• _Task prompt_
Copy the data that follows exactly as it is, excluding all pictures.

• _Material for this exercise_
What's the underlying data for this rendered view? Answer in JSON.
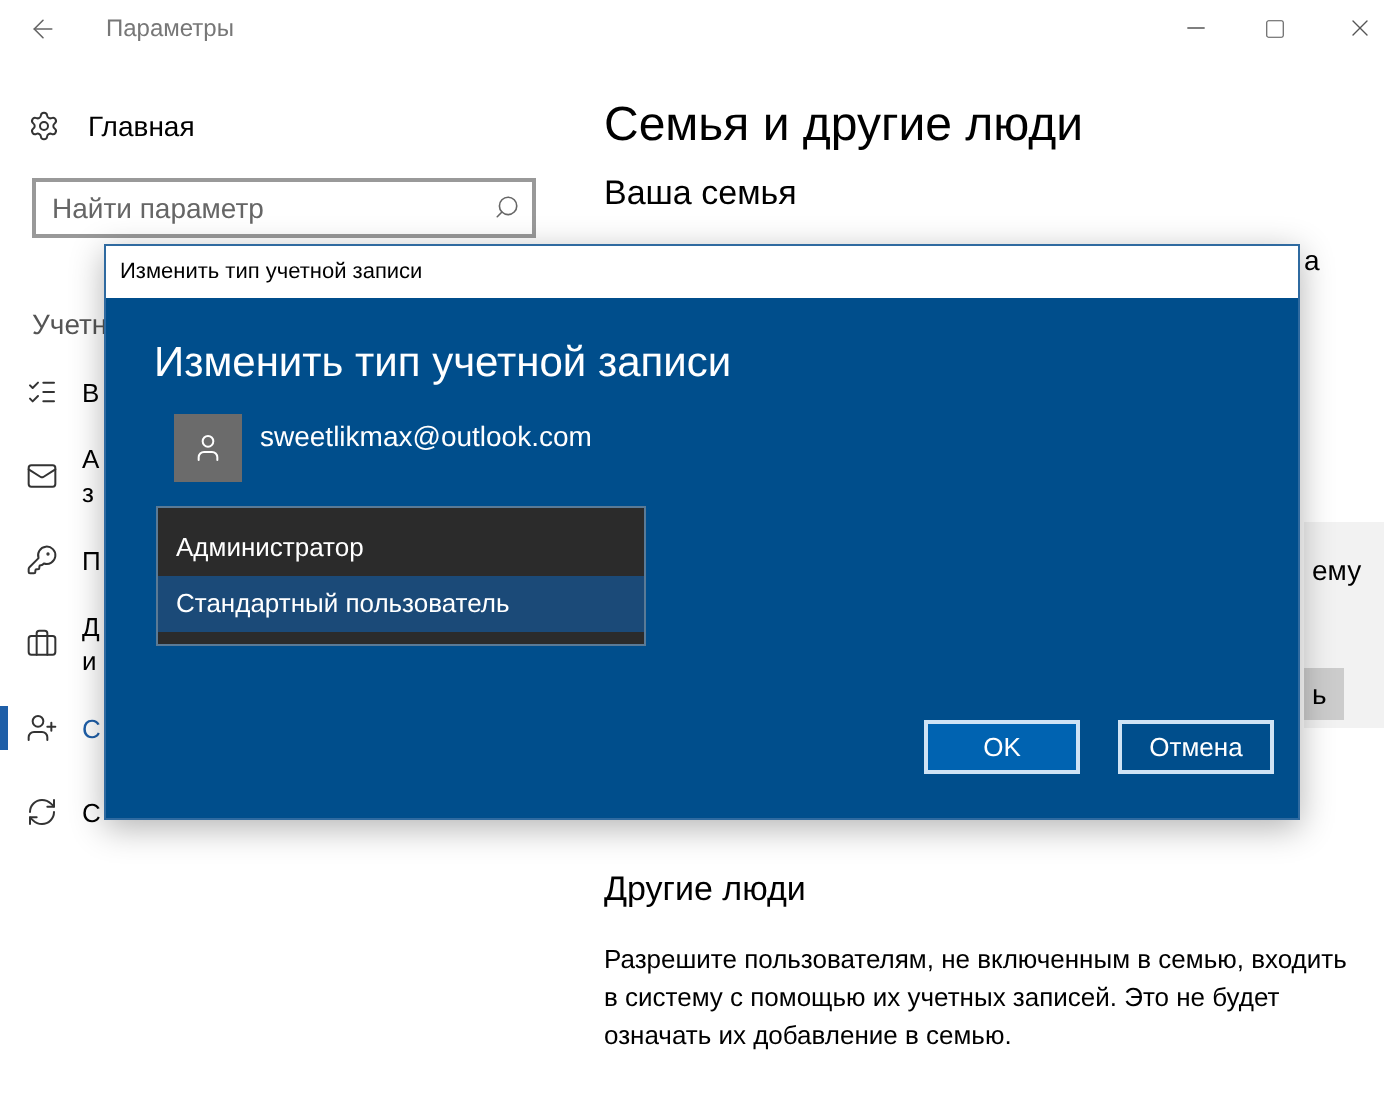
{
  "window": {
    "title": "Параметры"
  },
  "sidebar": {
    "home": "Главная",
    "search": {
      "placeholder": "Найти параметр"
    },
    "section_label": "Учетн",
    "items": [
      {
        "kind": "info",
        "lines": [
          "В"
        ],
        "selected": false
      },
      {
        "kind": "mail",
        "lines": [
          "А",
          "з"
        ],
        "selected": false
      },
      {
        "kind": "signin",
        "lines": [
          "П"
        ],
        "selected": false
      },
      {
        "kind": "work",
        "lines": [
          "Д",
          "и"
        ],
        "selected": false
      },
      {
        "kind": "family",
        "lines": [
          "С"
        ],
        "selected": true
      },
      {
        "kind": "sync",
        "lines": [
          "С"
        ],
        "selected": false
      }
    ]
  },
  "main": {
    "title": "Семья и другие люди",
    "family_heading": "Ваша семья",
    "family_fragment": "а",
    "panel_fragment": "ему",
    "button_fragment": "ь",
    "other_heading": "Другие люди",
    "other_text": "Разрешите пользователям, не включенным в семью, входить в систему с помощью их учетных записей. Это не будет означать их добавление в семью."
  },
  "dialog": {
    "title": "Изменить тип учетной записи",
    "heading": "Изменить тип учетной записи",
    "account": "sweetlikmax@outlook.com",
    "options": [
      {
        "label": "Администратор",
        "selected": false
      },
      {
        "label": "Стандартный пользователь",
        "selected": true
      }
    ],
    "buttons": [
      {
        "label": "OK",
        "kind": "primary"
      },
      {
        "label": "Отмена",
        "kind": "secondary"
      }
    ]
  }
}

• _Response to this task_
What's the underlying data for this rendered view? Answer in JSON.
{
  "window": {
    "title": "Параметры"
  },
  "sidebar": {
    "home": "Главная",
    "search": {
      "placeholder": "Найти параметр"
    },
    "section_label": "Учетн",
    "items": [
      {
        "kind": "info",
        "lines": [
          "В"
        ],
        "selected": false
      },
      {
        "kind": "mail",
        "lines": [
          "А",
          "з"
        ],
        "selected": false
      },
      {
        "kind": "signin",
        "lines": [
          "П"
        ],
        "selected": false
      },
      {
        "kind": "work",
        "lines": [
          "Д",
          "и"
        ],
        "selected": false
      },
      {
        "kind": "family",
        "lines": [
          "С"
        ],
        "selected": true
      },
      {
        "kind": "sync",
        "lines": [
          "С"
        ],
        "selected": false
      }
    ]
  },
  "main": {
    "title": "Семья и другие люди",
    "family_heading": "Ваша семья",
    "family_fragment": "а",
    "panel_fragment": "ему",
    "button_fragment": "ь",
    "other_heading": "Другие люди",
    "other_text": "Разрешите пользователям, не включенным в семью, входить в систему с помощью их учетных записей. Это не будет означать их добавление в семью."
  },
  "dialog": {
    "title": "Изменить тип учетной записи",
    "heading": "Изменить тип учетной записи",
    "account": "sweetlikmax@outlook.com",
    "options": [
      {
        "label": "Администратор",
        "selected": false
      },
      {
        "label": "Стандартный пользователь",
        "selected": true
      }
    ],
    "buttons": [
      {
        "label": "OK",
        "kind": "primary"
      },
      {
        "label": "Отмена",
        "kind": "secondary"
      }
    ]
  }
}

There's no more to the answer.